There may be industries where a robust – perhaps even independent – compliance program is called for. But those industries where abuses have been at their worst (financials, I’m looking at you) have never suffered from a lack of people focused on compliance. While having a lot of grocery lists will help prevent everyday lawbreaking, it’s not proof against more systemic problems. And in the meantime, it carries a very real cost in risk of loss to business focus. Far better, then, to have someone in the legal department who is focused on compliance, but whose prescriptions are ultimately filtered through the more practical hand of the GC.

Asking the Wrong Question: Targeted Assassination of American Citizens

All of the noise about the “President’s kill list” and the freaking out about the assassination of Americans by our own government?  It strikes me as our uniquely American bent toward litigiousness – or at least the over-lawyering that pervades so much of our lives.  And not surprisingly, it completely misses the point.

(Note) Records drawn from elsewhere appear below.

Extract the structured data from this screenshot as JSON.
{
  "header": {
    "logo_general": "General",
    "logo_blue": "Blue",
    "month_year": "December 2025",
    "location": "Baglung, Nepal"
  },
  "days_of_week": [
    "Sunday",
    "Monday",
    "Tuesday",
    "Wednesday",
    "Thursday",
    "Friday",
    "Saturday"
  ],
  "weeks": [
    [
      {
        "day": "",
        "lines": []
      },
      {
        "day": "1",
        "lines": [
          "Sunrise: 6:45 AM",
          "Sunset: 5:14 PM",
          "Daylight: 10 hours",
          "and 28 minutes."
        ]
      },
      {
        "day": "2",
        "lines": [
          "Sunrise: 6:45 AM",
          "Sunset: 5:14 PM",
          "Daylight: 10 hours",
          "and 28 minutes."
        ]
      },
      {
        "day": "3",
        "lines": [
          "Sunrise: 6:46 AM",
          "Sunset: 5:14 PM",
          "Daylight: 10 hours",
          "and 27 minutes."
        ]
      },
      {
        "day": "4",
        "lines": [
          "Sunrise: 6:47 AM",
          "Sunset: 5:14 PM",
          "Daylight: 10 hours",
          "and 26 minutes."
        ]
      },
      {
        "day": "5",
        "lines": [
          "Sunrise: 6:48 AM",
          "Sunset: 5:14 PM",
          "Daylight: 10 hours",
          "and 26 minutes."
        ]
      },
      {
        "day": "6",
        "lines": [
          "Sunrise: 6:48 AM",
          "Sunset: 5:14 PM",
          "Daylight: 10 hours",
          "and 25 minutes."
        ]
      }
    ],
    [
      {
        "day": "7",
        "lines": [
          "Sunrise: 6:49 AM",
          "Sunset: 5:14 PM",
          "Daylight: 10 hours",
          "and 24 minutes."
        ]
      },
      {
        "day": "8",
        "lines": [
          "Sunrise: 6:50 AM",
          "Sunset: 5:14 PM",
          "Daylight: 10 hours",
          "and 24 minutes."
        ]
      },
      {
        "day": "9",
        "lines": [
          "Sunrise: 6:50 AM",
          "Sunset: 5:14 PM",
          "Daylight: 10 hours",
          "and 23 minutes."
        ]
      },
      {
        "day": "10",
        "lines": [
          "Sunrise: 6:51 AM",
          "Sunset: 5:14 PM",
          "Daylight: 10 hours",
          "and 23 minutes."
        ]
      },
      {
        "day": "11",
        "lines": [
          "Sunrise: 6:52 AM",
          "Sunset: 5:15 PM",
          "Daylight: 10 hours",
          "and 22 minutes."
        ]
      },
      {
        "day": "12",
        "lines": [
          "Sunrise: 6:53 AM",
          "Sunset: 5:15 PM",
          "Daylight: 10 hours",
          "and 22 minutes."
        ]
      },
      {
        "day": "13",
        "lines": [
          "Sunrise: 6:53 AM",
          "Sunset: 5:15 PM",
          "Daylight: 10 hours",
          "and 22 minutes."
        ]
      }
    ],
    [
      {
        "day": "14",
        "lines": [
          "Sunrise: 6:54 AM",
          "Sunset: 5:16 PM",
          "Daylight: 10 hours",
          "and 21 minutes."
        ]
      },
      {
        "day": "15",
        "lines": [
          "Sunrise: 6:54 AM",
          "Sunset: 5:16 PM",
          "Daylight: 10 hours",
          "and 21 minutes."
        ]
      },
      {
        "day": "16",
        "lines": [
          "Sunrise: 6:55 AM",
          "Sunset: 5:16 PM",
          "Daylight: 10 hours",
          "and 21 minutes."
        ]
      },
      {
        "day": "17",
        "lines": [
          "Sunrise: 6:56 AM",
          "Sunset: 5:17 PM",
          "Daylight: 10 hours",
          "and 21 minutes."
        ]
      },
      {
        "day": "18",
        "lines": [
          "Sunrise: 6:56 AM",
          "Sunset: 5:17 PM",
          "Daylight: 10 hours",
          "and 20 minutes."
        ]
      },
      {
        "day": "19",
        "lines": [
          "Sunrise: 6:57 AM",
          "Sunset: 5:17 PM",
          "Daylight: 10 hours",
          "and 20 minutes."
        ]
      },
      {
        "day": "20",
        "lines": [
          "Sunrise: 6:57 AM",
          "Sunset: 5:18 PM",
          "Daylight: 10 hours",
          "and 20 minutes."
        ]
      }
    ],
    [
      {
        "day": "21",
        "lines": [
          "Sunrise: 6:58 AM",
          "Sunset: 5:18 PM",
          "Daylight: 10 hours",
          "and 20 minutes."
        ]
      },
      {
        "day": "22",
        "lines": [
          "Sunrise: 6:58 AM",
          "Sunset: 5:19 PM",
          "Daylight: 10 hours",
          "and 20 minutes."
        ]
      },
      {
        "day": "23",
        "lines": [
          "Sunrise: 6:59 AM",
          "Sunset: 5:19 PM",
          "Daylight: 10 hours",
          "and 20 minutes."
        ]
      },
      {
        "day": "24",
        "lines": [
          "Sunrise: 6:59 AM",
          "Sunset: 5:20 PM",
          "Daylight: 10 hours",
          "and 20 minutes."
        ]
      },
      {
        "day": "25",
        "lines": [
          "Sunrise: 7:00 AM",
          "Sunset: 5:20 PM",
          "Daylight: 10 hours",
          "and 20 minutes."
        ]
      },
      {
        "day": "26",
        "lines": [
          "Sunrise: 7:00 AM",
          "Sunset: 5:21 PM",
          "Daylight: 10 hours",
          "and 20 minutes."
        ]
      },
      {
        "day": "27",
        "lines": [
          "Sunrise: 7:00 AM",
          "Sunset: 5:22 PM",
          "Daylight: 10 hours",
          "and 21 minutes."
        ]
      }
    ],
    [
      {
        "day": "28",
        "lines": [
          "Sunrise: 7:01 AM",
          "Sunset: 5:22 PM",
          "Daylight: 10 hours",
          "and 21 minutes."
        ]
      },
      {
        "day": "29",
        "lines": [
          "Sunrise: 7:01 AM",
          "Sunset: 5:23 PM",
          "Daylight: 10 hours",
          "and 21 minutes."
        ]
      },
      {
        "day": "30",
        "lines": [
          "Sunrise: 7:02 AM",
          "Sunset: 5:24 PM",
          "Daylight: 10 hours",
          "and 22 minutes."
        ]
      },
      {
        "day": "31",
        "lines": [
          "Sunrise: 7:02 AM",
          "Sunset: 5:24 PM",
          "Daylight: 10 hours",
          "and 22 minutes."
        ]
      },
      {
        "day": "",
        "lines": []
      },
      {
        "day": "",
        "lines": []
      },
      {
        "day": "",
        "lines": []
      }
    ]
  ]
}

You see, I don’t care whether the people we’re targeting in drone strikes are American citizens. 

Nobody should. That question – which is what has everyone wringing their hands – is completely irrelevant.  If someone is engaging in armed hostility against the US, their citizenship doesn’t matter.  It shouldn’t matter to troops in the field or government officials.  These citizens should be treated just like any other enemy combatant.  Shot at, captured, assassinated, whatever the dictates of combat require – and all without regard to citizenship.

Now, there are some more relevant questions raised by this whole exercise, like:

  • Should we be engaging in targeted executions at all?
  • What level of decision-making is required to do so?
  • How do we determine which entities we are “at war” with?

These are the things to be concerned with – and it’s a very fair question to ask whether we’ve gone too far, and ceded too much power to the executive, in pursuit of the “global war on terror.”  

But the type of passport held by the targets of our drone strikes?  We’re missing the forest for the trees if we’re worried about that.   

Corporate Pansies

Few things set my teeth on edge like all of the “Big Game” ads around the Super Bowl.  It’s like a badge of shame; it might was well scream “we’re a bunch of pussies” or “fine, we just let the lawyers run our marketing department.”

The thing that just happened was the SUPER BOWL.  Super. Bowl.  Say it slowly:  SUUUPPPEEER BBBOOOWWWL.

Yes, the NFL can be heavy-handed with its (typically frivolous and empty) lawsuit threats over the use of the name SUPER BOWL.  But it’s not the “Big Game” or whatever other lame euphemism you want to use.  It’s the SUPER BOWL.  And every advertiser in the country has a first amendment right to refer to it by name.

If you’re a lawyer representing one of these companies, next year do us all a favor: strap on your big boy pants, quit the hand-wringing, and go out and proudly call the thing by its intended name.